RECORDS FOR THE TASK:

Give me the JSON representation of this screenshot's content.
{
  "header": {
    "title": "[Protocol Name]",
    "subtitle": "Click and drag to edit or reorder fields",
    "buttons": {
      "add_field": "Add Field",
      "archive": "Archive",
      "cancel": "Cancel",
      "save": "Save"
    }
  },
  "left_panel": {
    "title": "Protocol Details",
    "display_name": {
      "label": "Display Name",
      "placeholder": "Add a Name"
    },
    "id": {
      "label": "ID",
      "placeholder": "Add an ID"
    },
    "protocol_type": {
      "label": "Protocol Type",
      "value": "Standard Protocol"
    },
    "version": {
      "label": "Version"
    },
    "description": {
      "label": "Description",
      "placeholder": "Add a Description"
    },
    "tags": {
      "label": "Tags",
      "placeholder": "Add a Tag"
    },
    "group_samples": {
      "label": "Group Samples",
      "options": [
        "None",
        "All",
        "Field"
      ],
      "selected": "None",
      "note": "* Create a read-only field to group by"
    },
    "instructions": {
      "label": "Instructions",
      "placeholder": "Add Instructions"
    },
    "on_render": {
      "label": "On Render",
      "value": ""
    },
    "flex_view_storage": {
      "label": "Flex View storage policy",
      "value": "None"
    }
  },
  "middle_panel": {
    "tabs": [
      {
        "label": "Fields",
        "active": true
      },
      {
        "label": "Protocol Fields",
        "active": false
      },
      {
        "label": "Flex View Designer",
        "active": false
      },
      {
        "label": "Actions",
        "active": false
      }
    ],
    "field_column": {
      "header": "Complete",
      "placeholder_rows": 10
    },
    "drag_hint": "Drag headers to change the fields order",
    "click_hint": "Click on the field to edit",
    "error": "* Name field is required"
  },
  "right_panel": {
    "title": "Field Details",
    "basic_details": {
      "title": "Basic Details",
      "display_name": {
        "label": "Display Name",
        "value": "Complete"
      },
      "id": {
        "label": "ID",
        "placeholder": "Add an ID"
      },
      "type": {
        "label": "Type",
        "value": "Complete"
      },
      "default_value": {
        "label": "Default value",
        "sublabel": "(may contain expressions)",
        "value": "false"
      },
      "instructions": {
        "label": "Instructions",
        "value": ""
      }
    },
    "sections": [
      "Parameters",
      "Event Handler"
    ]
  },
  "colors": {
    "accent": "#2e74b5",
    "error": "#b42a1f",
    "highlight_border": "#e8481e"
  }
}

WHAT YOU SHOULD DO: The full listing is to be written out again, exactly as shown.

TASK ANSWER:
Give me the JSON representation of this screenshot's content.
{
  "header": {
    "title": "[Protocol Name]",
    "subtitle": "Click and drag to edit or reorder fields",
    "buttons": {
      "add_field": "Add Field",
      "archive": "Archive",
      "cancel": "Cancel",
      "save": "Save"
    }
  },
  "left_panel": {
    "title": "Protocol Details",
    "display_name": {
      "label": "Display Name",
      "placeholder": "Add a Name"
    },
    "id": {
      "label": "ID",
      "placeholder": "Add an ID"
    },
    "protocol_type": {
      "label": "Protocol Type",
      "value": "Standard Protocol"
    },
    "version": {
      "label": "Version"
    },
    "description": {
      "label": "Description",
      "placeholder": "Add a Description"
    },
    "tags": {
      "label": "Tags",
      "placeholder": "Add a Tag"
    },
    "group_samples": {
      "label": "Group Samples",
      "options": [
        "None",
        "All",
        "Field"
      ],
      "selected": "None",
      "note": "* Create a read-only field to group by"
    },
    "instructions": {
      "label": "Instructions",
      "placeholder": "Add Instructions"
    },
    "on_render": {
      "label": "On Render",
      "value": ""
    },
    "flex_view_storage": {
      "label": "Flex View storage policy",
      "value": "None"
    }
  },
  "middle_panel": {
    "tabs": [
      {
        "label": "Fields",
        "active": true
      },
      {
        "label": "Protocol Fields",
        "active": false
      },
      {
        "label": "Flex View Designer",
        "active": false
      },
      {
        "label": "Actions",
        "active": false
      }
    ],
    "field_column": {
      "header": "Complete",
      "placeholder_rows": 10
    },
    "drag_hint": "Drag headers to change the fields order",
    "click_hint": "Click on the field to edit",
    "error": "* Name field is required"
  },
  "right_panel": {
    "title": "Field Details",
    "basic_details": {
      "title": "Basic Details",
      "display_name": {
        "label": "Display Name",
        "value": "Complete"
      },
      "id": {
        "label": "ID",
        "placeholder": "Add an ID"
      },
      "type": {
        "label": "Type",
        "value": "Complete"
      },
      "default_value": {
        "label": "Default value",
        "sublabel": "(may contain expressions)",
        "value": "false"
      },
      "instructions": {
        "label": "Instructions",
        "value": ""
      }
    },
    "sections": [
      "Parameters",
      "Event Handler"
    ]
  },
  "colors": {
    "accent": "#2e74b5",
    "error": "#b42a1f",
    "highlight_border": "#e8481e"
  }
}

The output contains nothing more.